Homebrew computer using RISC-V CPU?

Hello guys, I’m new and I’ve been keeping track of RISC-V since I heard of it last year or the year before. Now as far I as I can tell SiFive is the only company that has RISC-V hardware available for sell, and I’m wondering when the U54-MC CPUs will be available.

At this stage is it possible to build a Homebrew personal computer around RISC-V hardware. The free and open nature of RISC-V highly appeals to me as I’m a Linux user who no longer even uses Windows anymore.

Thanks for any answers .


SiFive have said 1st quarter 2018 for the U54-MC. With 1.5 GHz quad core that will be quite a usable PC. Hopefully it will be closer to an Odroid C2 than to a Raspberry Pi in performance.

For the moment if you want to run a real OS then you’re limited to a soft core in an FPGA and maybe 100 MHz. I’m old enough to remember when I’d have thought that was a pretty good PC, but it would be a bit painful running a web browser these days. It’s also going to cost a lot more than an ARM or x86 based machine.

The question of GPU also hasn’t been addressed. Those are fairly vital to the experienced performance of PCs these days.

Thanks, I was wondering about what GPUs were being looked at. Are there any free and open GPUs in development even on “paper”? If U54-MC boards are available with PCIe x16 slots I supposed we could use AMD Radon Rx 550 GPUs and higher since they have FOSS drivers available to examine.

BTW I’ve been building my own x86 computers since late 2000.

What do you define as “building”?

With all my x86 desktops since whenever the Athlon “Thunderbird” came out, which was … yeah … 2000, I’ve “build” them myself, defined as: pick a CPU, ATX motherboard with the same socket, RAM to fit the MB, disk with appropriate IDE/SATA/M.2 interface to suit the motherboard, case, power supply … and plugged it all together. A process taking an hour maybe.

In 1983 two friends and I built a 6809 computer by buying a 6809, some RAM chips, a ROM chip, some TTL logic chips, and we figured out which pins to connect to which pins and we wire-wrapped the whole thing.
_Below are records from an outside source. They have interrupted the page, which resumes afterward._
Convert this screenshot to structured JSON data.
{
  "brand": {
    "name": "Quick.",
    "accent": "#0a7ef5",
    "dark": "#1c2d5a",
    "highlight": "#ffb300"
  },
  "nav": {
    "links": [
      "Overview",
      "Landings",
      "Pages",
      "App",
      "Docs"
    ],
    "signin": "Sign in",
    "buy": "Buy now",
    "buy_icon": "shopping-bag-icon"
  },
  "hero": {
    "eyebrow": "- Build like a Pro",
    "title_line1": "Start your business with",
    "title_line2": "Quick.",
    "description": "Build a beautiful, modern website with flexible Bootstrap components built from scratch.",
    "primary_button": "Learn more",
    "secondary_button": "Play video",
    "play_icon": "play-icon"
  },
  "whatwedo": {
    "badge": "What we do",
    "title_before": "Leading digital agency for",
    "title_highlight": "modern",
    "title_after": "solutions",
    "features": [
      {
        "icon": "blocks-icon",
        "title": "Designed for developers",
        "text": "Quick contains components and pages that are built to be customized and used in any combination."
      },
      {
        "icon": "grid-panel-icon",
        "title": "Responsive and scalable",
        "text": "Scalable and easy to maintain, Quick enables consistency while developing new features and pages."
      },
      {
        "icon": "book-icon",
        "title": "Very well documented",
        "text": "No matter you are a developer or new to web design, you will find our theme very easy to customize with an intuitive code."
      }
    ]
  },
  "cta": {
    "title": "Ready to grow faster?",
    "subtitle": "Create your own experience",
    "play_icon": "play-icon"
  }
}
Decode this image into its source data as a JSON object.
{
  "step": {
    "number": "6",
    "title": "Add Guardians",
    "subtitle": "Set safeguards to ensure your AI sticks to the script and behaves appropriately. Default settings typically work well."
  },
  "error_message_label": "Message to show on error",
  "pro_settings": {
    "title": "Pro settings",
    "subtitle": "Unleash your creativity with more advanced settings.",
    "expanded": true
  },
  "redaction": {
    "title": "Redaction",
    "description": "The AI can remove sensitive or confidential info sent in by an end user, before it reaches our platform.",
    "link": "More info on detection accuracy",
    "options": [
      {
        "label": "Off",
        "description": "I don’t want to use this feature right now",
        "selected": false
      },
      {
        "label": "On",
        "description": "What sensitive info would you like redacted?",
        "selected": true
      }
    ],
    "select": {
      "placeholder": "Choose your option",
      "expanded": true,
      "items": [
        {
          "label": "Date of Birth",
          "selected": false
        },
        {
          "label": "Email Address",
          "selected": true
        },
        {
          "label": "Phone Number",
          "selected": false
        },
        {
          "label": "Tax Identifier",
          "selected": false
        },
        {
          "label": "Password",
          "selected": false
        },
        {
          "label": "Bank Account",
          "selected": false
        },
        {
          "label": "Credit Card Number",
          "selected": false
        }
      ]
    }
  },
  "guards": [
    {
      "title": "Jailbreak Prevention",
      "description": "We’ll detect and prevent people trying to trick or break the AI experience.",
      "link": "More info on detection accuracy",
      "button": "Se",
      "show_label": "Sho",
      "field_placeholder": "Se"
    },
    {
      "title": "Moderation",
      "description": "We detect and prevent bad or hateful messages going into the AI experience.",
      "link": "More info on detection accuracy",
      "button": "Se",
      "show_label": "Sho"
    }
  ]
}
I was particularly proud of the clock circuit I designed which ran at 1 MHz while accessing the UART, at 2 MHz while accessing the RAM, and at 1,33 MHz (500 ns high, 250 ns low) when accessing the ROM as I noticed that although it was spec’d as 1 MHz it was only actually one half of the cycle that was critical.

We also wrote our own OS and compiler back end (from BCPL ocode).

There is quite a difference between the two versions of “building a computer”!


At the moment assembling out of already made parts, although I well aware such parts for RISC-V will be not available for awhile yet.

If you want to spend an interesting hour on Hackday it’s practically a sub-culture unto itself.

Thanks I’ll look into that.

Thanks again guys. I just got started with learning C yesterday using this book on Wikibooks.org

I figure that even if I don’t do any sort of programming, I can at least learn how to compile source code and help with bringing over more Linux distros for RISC-V such as Arch Linux and Manjaro Linux once RiSC-V hardware is available.

Worthy aspirations, good luck!

Thanks I found learning C and using GCC to compile the source files to be easier then I expected once I found a good tutorial herer:

The hardest part was simply getting started and sticking with it. On the plus side, I also getting better at using the CLI as well.